Eritrean troops supported Ethiopian federal forces in the brutal two-year war in Tigray (Aude GENET)
Eritrean troops supported Ethiopian federal forces in the brutal two-year war in Tigray (Aude GENET)

Eritrean troops allied with Ethiopia's government "committed war crimes and possible crimes against humanity" in Tigray, raping, enslaving and executing civilians for months after the signing of a peace agreement, Amnesty International said Tuesday.

Dubbed the "North Korea" of Africa, Eritrea was sanctioned by the United States in 2021 after sending troops into Tigray in support of Ethiopia's federal forces, with its soldiers accused of murder, rape and looting during the two-year war.

The deal inked in November 2022 between Ethiopia's government and Tigrayan rebels called for the withdrawal of foreign forces from the region.
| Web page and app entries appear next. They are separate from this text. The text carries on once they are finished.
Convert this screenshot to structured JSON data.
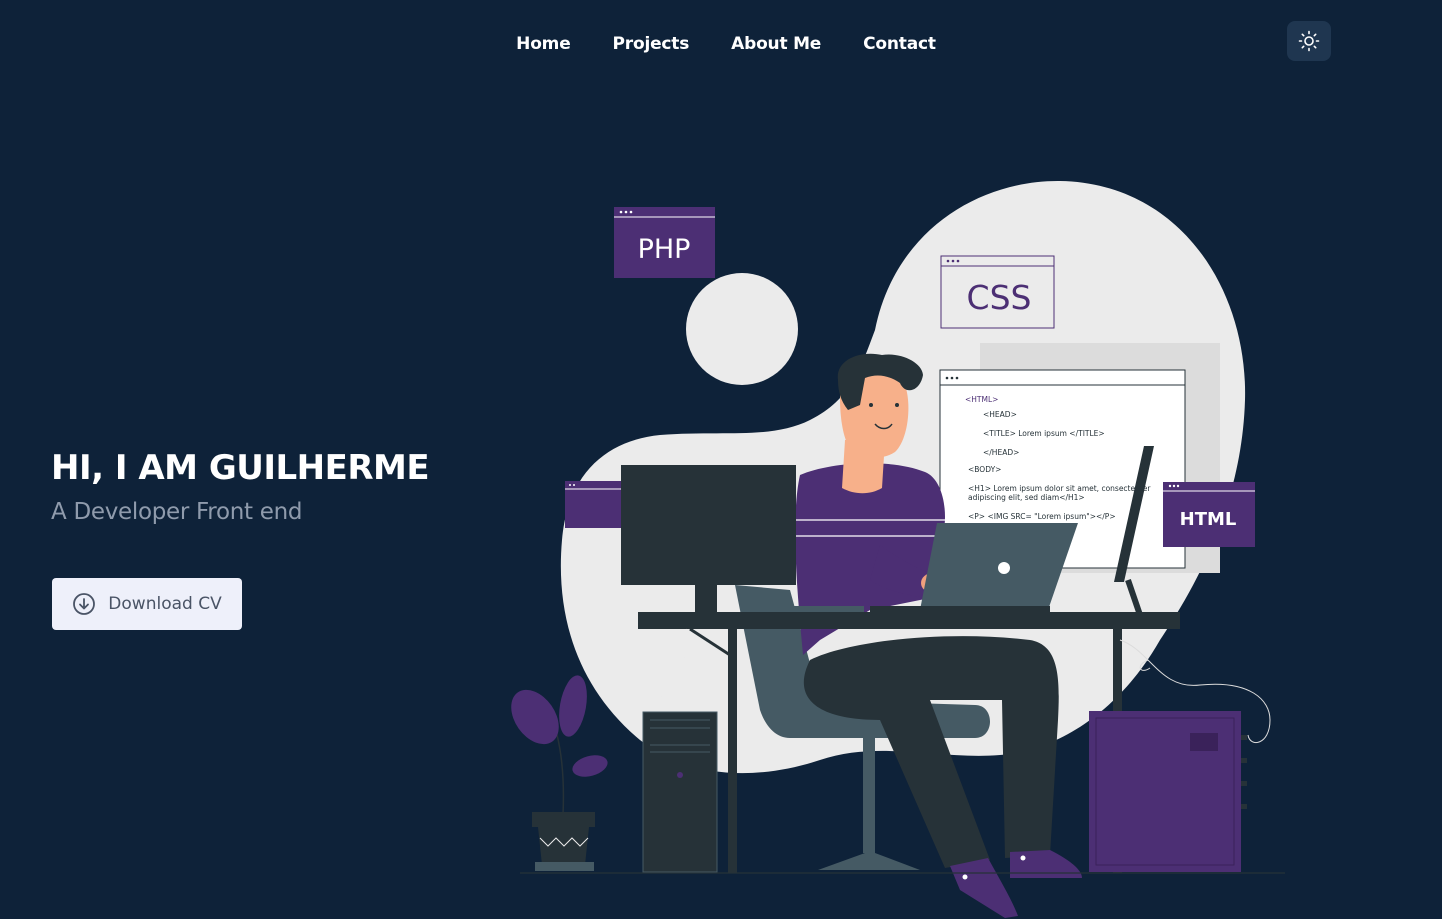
{
  "nav": {
    "items": [
      {
        "label": "Home"
      },
      {
        "label": "Projects"
      },
      {
        "label": "About Me"
      },
      {
        "label": "Contact"
      }
    ],
    "theme_toggle_icon": "sun-icon"
  },
  "hero": {
    "title": "HI, I AM GUILHERME",
    "subtitle": "A Developer Front end",
    "cta_label": "Download CV",
    "cta_icon": "download-circle-icon"
  },
  "illustration": {
    "php_label": "PHP",
    "css_label": "CSS",
    "html_label": "HTML",
    "code_lines": [
      "<HTML>",
      "<HEAD>",
      "<TITLE> Lorem ipsum </TITLE>",
      "</HEAD>",
      "<BODY>",
      "<H1> Lorem ipsum dolor sit amet, consectetuer",
      "adipiscing elit, sed diam</H1>",
      "<P> <IMG SRC= \"Lorem ipsum\"></P>"
    ]
  },
  "colors": {
    "background": "#0e2239",
    "accent_purple": "#4c2f74",
    "blob": "#ebebeb",
    "dark": "#263238"
  }
}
But Eritrea was not a party to the agreement and its troops continue to be present in border areas, according to residents.

Amnesty interviewed 49 people in May and June in the border districts of Mariam Shewito and Kokob Tsibah, corroborating their testimonies with satellite imagery as well as the accounts of social workers, medical experts and government officials.

"Despite the signing of the Cessation of Hostilities Agreement, atrocities against civilians in Tigray continued with Eritrean soldiers subjecting women to horrific abuse including rape, gang rape and sexual enslavement, while civilian men were extrajudicially executed," said Tigere Chagutah, Amnesty's East and Southern Africa director.

"The serious violations documented in this report amount to war crimes and possibly crimes against humanity," the rights watchdog said.

Some women were raped inside an Eritrean military camp while others were attacked and kept prisoner in their own homes.

A single mother of three told Amnesty she was repeatedly raped for three months and held in a military camp with 14 other women.

"They kept taking turns raping me," she said, adding that the soldiers also deprived their victims of food and water.

Another woman, aged 37, said she was beaten and raped for nearly three months by soldiers inside her own home.

"They told me, 'Whether you shout or not, no one is going to come and rescue you.' And then they raped me."

- 'Executing civilians' -

Amnesty also documented the execution of 24 civilians, including one woman, between November 2022 and January 2023, citing interviews with survivors, eyewitnesses, victims' families and local officials.

The Eritrean and Ethiopian authorities did not respond to Amnesty's preliminary findings, the rights group said, urging both governments to investigate the allegations.

Amnesty called on the UN's Human Rights Council to renew the mandate of the International Commission of Human Rights Experts on Ethiopia next week.

In its first report published last September the commission said it had found evidence of widespread violations by all sides and accused Ethiopia and Eritrea of possible war crimes and crimes against humanity.

Amnesty also urged the African Union's rights commission to "rescind its decision" to scrap an investigation into atrocities in Tigray without publishing a report on its findings or recommendations.

Ethiopia has repeatedly rejected international efforts to investigate abuses connected with the war in Tigray and warned that any probes could undermine the progress of the AU-brokered peace agreement.

During a rare press conference in Kenya earlier this year, Eritrean President Isaias Afwerki dismissed accusations of rights abuses by Eritrean troops in Tigray as "fantasy".

Despite the peace deal, media access to Tigray remains restricted and it is impossible to independently verify the situation on the ground.